A notable aspect of the summer's International Champions Cup is that it has standings that hardly anyone pays attention to, and games that get called off and won't be played. That's what happened in Beijing, where Manchester United and Manchester City were due to face off in a clash that aroused interest less in matters on the pitch - a raft of fringe and youth players were to be involved, after all - than in the grudge-match meeting of the sides' new managers, former LaLiga rivals José Mourinho and Pep Guardiola.
World's big stars absent
We're coming to the end of the tournament - and it's one that has brought together several of the world's top clubs but has had to do without most of the big stars of today. For all manner of reasons, we haven't seen Cristiano, Neymar, Bale, Benzema, Iniesta, Modric, Kroos, Ibrahimovic, Lewandowski, Neuer and many more of the players who light up competitions, raise audiences, generate publicity and spread football fever to every corner of the globe.
From a traditional football perspective, the ICC has been disappointing in sporting terms and, as far as its prestige as a tournament goes, of little significance. It's been more of a stage for the youth academies of Europe's major clubs than a real footballing contest.

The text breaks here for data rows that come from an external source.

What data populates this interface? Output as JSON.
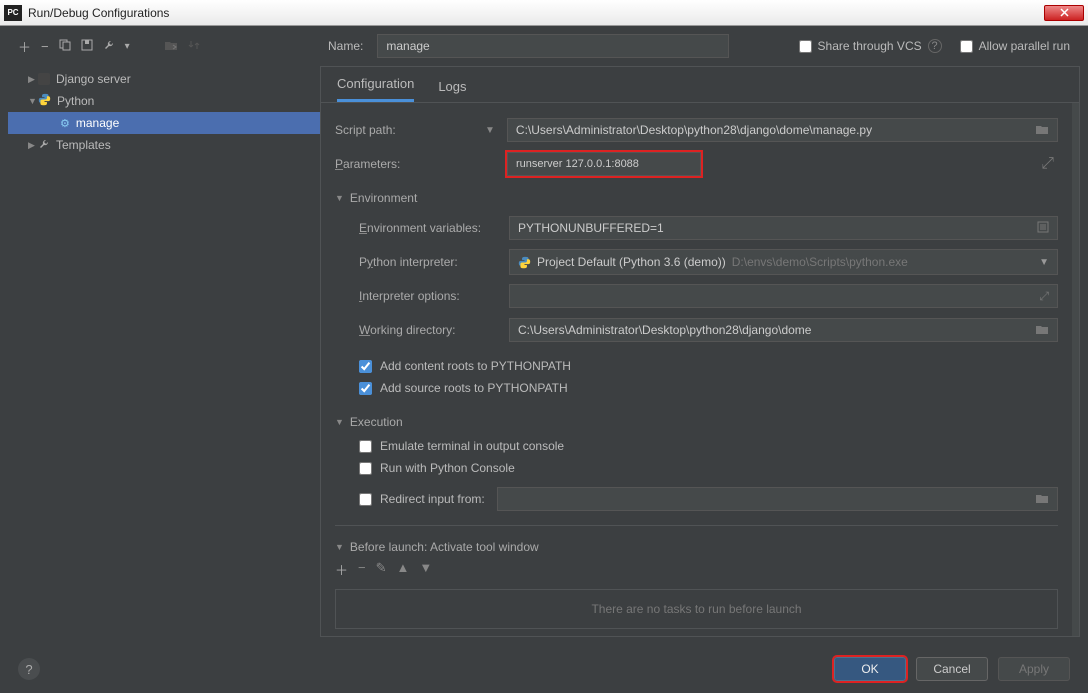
{
  "window": {
    "title": "Run/Debug Configurations"
  },
  "top": {
    "name_label": "Name:",
    "name_value": "manage",
    "share_label": "Share through VCS",
    "parallel_label": "Allow parallel run"
  },
  "tree": {
    "items": [
      {
        "label": "Django server",
        "icon": "django"
      },
      {
        "label": "Python",
        "icon": "python",
        "children": [
          {
            "label": "manage",
            "selected": true
          }
        ]
      },
      {
        "label": "Templates",
        "icon": "wrench"
      }
    ]
  },
  "tabs": {
    "configuration": "Configuration",
    "logs": "Logs"
  },
  "form": {
    "script_path_label": "Script path:",
    "script_path_value": "C:\\Users\\Administrator\\Desktop\\python28\\django\\dome\\manage.py",
    "parameters_label": "Parameters:",
    "parameters_value": "runserver 127.0.0.1:8088",
    "env_section": "Environment",
    "env_vars_label": "Environment variables:",
    "env_vars_value": "PYTHONUNBUFFERED=1",
    "interpreter_label": "Python interpreter:",
    "interpreter_value": "Project Default (Python 3.6 (demo))",
    "interpreter_path": "D:\\envs\\demo\\Scripts\\python.exe",
    "interp_opts_label": "Interpreter options:",
    "interp_opts_value": "",
    "workdir_label": "Working directory:",
    "workdir_value": "C:\\Users\\Administrator\\Desktop\\python28\\django\\dome",
    "add_content_roots": "Add content roots to PYTHONPATH",
    "add_source_roots": "Add source roots to PYTHONPATH",
    "exec_section": "Execution",
    "emulate_terminal": "Emulate terminal in output console",
    "run_with_console": "Run with Python Console",
    "redirect_input": "Redirect input from:",
    "before_launch_section": "Before launch: Activate tool window",
    "no_tasks": "There are no tasks to run before launch"
  },
  "footer": {
    "ok": "OK",
    "cancel": "Cancel",
    "apply": "Apply"
  }
}
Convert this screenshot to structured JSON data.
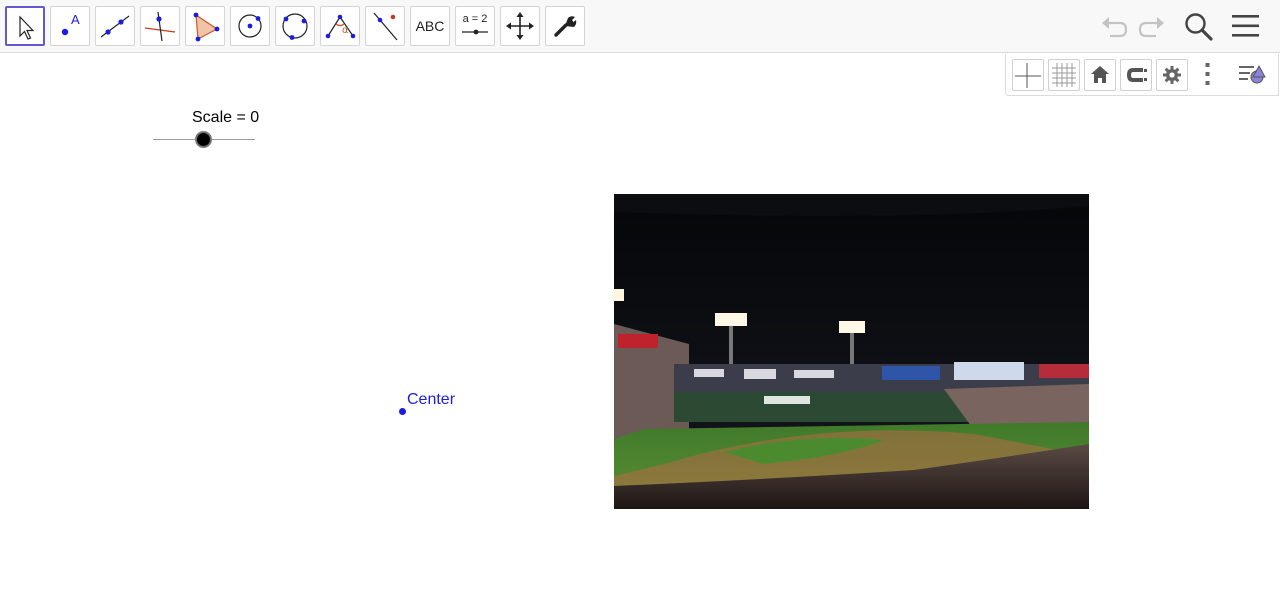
{
  "toolbar": {
    "tools": [
      {
        "name": "move-tool",
        "icon": "arrow-cursor-icon"
      },
      {
        "name": "point-tool",
        "icon": "point-icon",
        "label": "A"
      },
      {
        "name": "line-tool",
        "icon": "line-through-points-icon"
      },
      {
        "name": "perpendicular-line-tool",
        "icon": "perpendicular-line-icon"
      },
      {
        "name": "polygon-tool",
        "icon": "polygon-icon"
      },
      {
        "name": "circle-center-point-tool",
        "icon": "circle-center-point-icon"
      },
      {
        "name": "circle-three-points-tool",
        "icon": "circle-three-points-icon"
      },
      {
        "name": "angle-tool",
        "icon": "angle-icon",
        "label": "α"
      },
      {
        "name": "reflect-tool",
        "icon": "reflect-about-line-icon"
      },
      {
        "name": "text-tool",
        "label": "ABC"
      },
      {
        "name": "slider-tool",
        "label": "a = 2"
      },
      {
        "name": "move-graphics-view-tool",
        "icon": "move-arrows-icon"
      },
      {
        "name": "tools-settings",
        "icon": "wrench-icon"
      }
    ],
    "selected_tool": "move-tool",
    "right": [
      "undo-icon",
      "redo-icon",
      "search-icon",
      "menu-icon"
    ]
  },
  "style_bar": {
    "buttons": [
      "axes-icon",
      "grid-icon",
      "home-icon",
      "point-capturing-icon",
      "gear-icon",
      "more-vertical-icon",
      "style-bar-toggle-icon"
    ]
  },
  "graphics": {
    "slider": {
      "caption": "Scale = 0",
      "value": 0
    },
    "point": {
      "label": "Center"
    },
    "image": {
      "subject": "baseball stadium at night"
    }
  },
  "colors": {
    "accent": "#6557d2",
    "point": "#1d1ddb",
    "toolbar_bg": "#f8f8f8"
  }
}
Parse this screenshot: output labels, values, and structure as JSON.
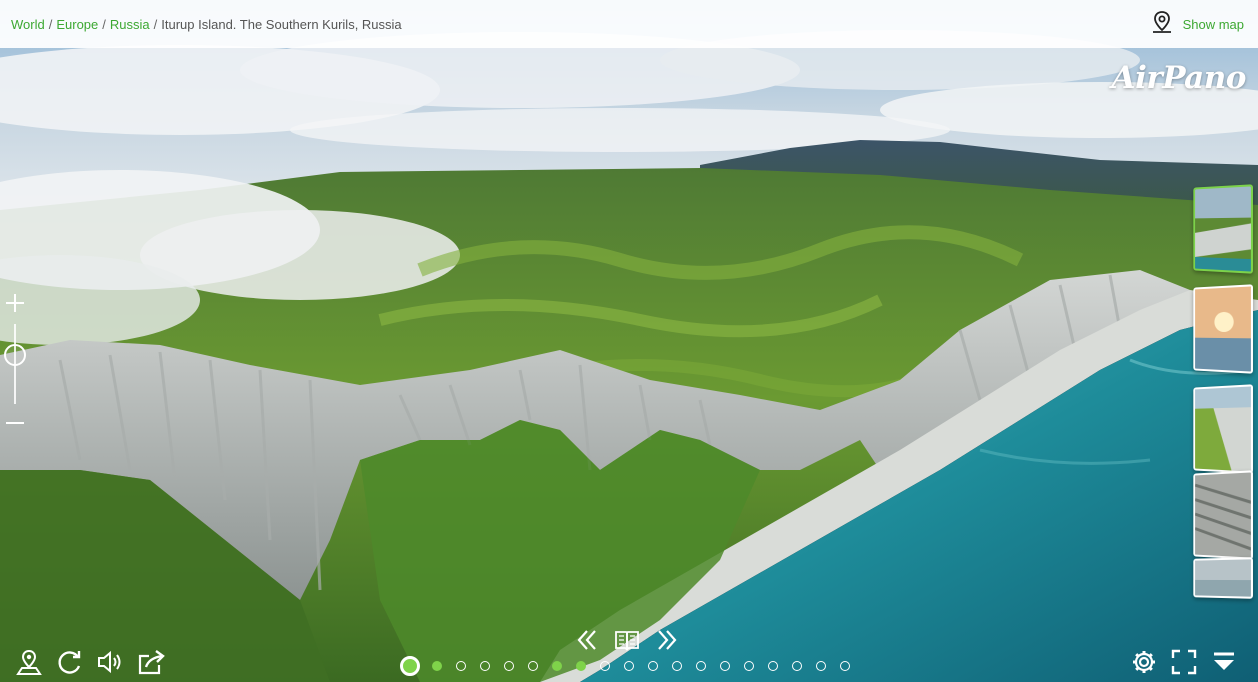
{
  "breadcrumb": {
    "items": [
      "World",
      "Europe",
      "Russia"
    ],
    "separator": "/",
    "current": "Iturup Island. The Southern Kurils, Russia"
  },
  "header": {
    "show_map_label": "Show map",
    "show_map_icon": "map-pin-icon"
  },
  "brand": {
    "logo_text": "AirPano"
  },
  "zoom": {
    "zoom_in_icon": "plus-icon",
    "zoom_out_icon": "minus-icon",
    "level": 0.3
  },
  "thumbnails": {
    "count": 5,
    "active_index": 0
  },
  "bottom_left_controls": [
    "location-icon",
    "rotate-icon",
    "sound-icon",
    "share-icon"
  ],
  "bottom_center_controls": [
    "previous-icon",
    "book-icon",
    "next-icon"
  ],
  "bottom_right_controls": [
    "settings-icon",
    "fullscreen-icon",
    "collapse-icon"
  ],
  "pagination": {
    "total": 19,
    "current": 1,
    "visited": [
      2,
      7,
      8
    ]
  },
  "colors": {
    "accent": "#3da832",
    "active_dot": "#7fd34a",
    "topbar_bg": "#ffffff"
  }
}
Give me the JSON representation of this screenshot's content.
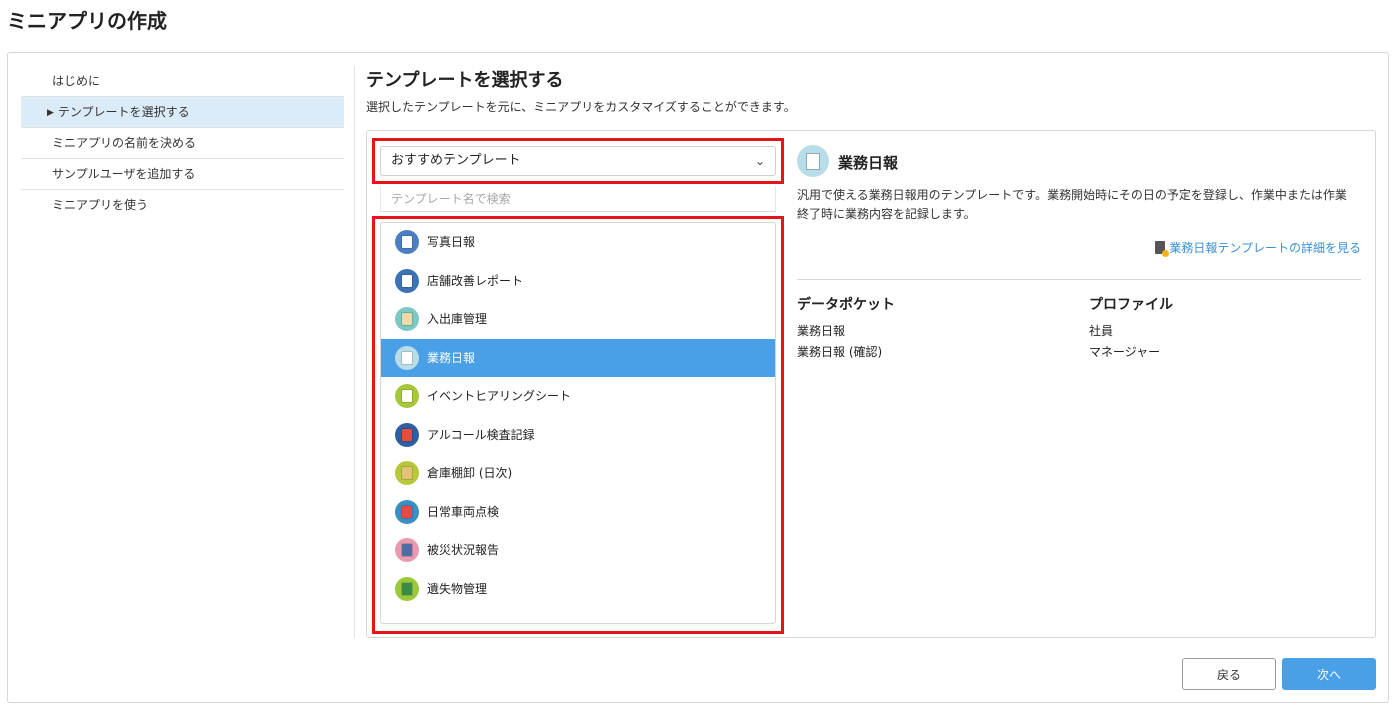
{
  "page_title": "ミニアプリの作成",
  "steps": [
    {
      "label": "はじめに"
    },
    {
      "label": "テンプレートを選択する",
      "active": true
    },
    {
      "label": "ミニアプリの名前を決める"
    },
    {
      "label": "サンプルユーザを追加する"
    },
    {
      "label": "ミニアプリを使う"
    }
  ],
  "section": {
    "title": "テンプレートを選択する",
    "description": "選択したテンプレートを元に、ミニアプリをカスタマイズすることができます。"
  },
  "dropdown": {
    "selected": "おすすめテンプレート"
  },
  "search": {
    "placeholder": "テンプレート名で検索"
  },
  "templates": [
    {
      "label": "写真日報",
      "icon": "photo-report-icon",
      "color": "#4a7fc0"
    },
    {
      "label": "店舗改善レポート",
      "icon": "store-report-icon",
      "color": "#3d72b5"
    },
    {
      "label": "入出庫管理",
      "icon": "warehouse-icon",
      "color": "#7cc8c2"
    },
    {
      "label": "業務日報",
      "icon": "business-report-icon",
      "color": "#b9dde8",
      "selected": true
    },
    {
      "label": "イベントヒアリングシート",
      "icon": "event-sheet-icon",
      "color": "#a7c83a"
    },
    {
      "label": "アルコール検査記録",
      "icon": "alcohol-check-icon",
      "color": "#2f5f9e"
    },
    {
      "label": "倉庫棚卸 (日次)",
      "icon": "inventory-icon",
      "color": "#b9c83a"
    },
    {
      "label": "日常車両点検",
      "icon": "vehicle-check-icon",
      "color": "#3d8fc0"
    },
    {
      "label": "被災状況報告",
      "icon": "disaster-report-icon",
      "color": "#e79ab0"
    },
    {
      "label": "遺失物管理",
      "icon": "lost-item-icon",
      "color": "#9ac83a"
    }
  ],
  "detail": {
    "title": "業務日報",
    "description": "汎用で使える業務日報用のテンプレートです。業務開始時にその日の予定を登録し、作業中または作業終了時に業務内容を記録します。",
    "link": "業務日報テンプレートの詳細を見る",
    "data_pocket_head": "データポケット",
    "data_pockets": [
      "業務日報",
      "業務日報 (確認)"
    ],
    "profile_head": "プロファイル",
    "profiles": [
      "社員",
      "マネージャー"
    ]
  },
  "buttons": {
    "back": "戻る",
    "next": "次へ"
  }
}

With the average fan scarcely concerned about the standings, about games being cancelled or about more than half of the players being all but unknown, one could be forgiven for drawing the conclusion that this is an event of scant import, a money-spinner for the clubs and a light hit of the beautiful game for those supporters who can't get through the summer without it.
Global version of the Youth League?
In a sense, the ICC has become a kind of worldwide version of the UEFA Youth League with a sprinkling of stars here and there. One imagines this was not the aim of the tournament's organisers and might well expect its standing to seriously suffer. Either football mania has reached levels that go beyond the infectious, or it's hard to believe that the world is queuing up to get a look at the likes of Maffeo, Angelinho Tasende, Banko, Green, Adarabioyo, Ikone, Kimpembe (who's a magnificent central defender, by the way), Tejero, Lienhart, Llorente, Martínez, Cámara, Mújica and the rest of a bumper group of players who'll be names one day, but for now are at best knocking on the door.
If anything has stood out in the football on show at the ICC, it's the differing levels of attention that the game's powerhouses pay to their youth set-ups, or the effect that the competitive structure in place in each country has on the development of its youngsters. Both Real Madrid and Barcelona have delivered confirmation that their 'B' teams boast players of real quality, some of whom are in a position to make the step up to the first-team squad in the near future. At worst, the majority of the young players we have seen action in Columbus, Ann Arbor and Dublin look set to be good, top-flight players.
English clubs have spared no expense snapping up kids from all over the world, but on the evidence of the ICC they suffer less from a lack of quality than from the shortcomings of the competitive structure in UK youth football. The lads at Real and Barça have adapted better to the demands of playing for the senior side than their colleagues at Chelsea and City. The other great piece of news in the youth world is the excellent academy at PSG, a club that has benefited greatly from an injection of petro-dollars in recent years but that also has a clear footballing project applied not only to its first team, but its youth system and its women's outfit too. Ikone and Kimpembe looked players of huge potential.
An answer to UEFA and a lab for future plans
The idea of a tournament for young prospects sheltered under the umbrella of their clubs' big names leads one to think of an eccentric footballing universe in which anything goes as long as you supply the right dose of publicity and media attention. But it's highly possible that the organisers of the ICC and the clubs involved are very happy with what it's bringing - even if that pleasure is not so much drawn from the victories or defeats accrued or the good performances of the youngsters.
This event has to be interpreted as a platform for an alternative to UEFA. It was created in 2012 under another name - the World Football Challenge - and since then has remained each summer. Its continued existence is easy to understand: as well as in Europe, it's held in the United States, Australia and China (three particularly attractive countries for the development of the game), it's run by the American company Relevent Sports, which has no bones about presenting itself as an answer to UEFA, and brings together in harmony 95% of the globe's most important clubs, who are increasingly attentive to the possibility of creating their own competition and sharing out the money away from Europe's governing body.
More than a tournament, it's a laboratory for future projects. Indeed, Relevent Sports chairman Charlie Stillitano betrayed his annoyance at Leicester City's Premier League success last season, the Foxes not being your typical breed of club worthy of featuring in the International Champions Cup. The British media started to question Relevent's intentions. Leicester have taken part this year, but they certainly don't figure in the plans of the company and the continent's leading clubs.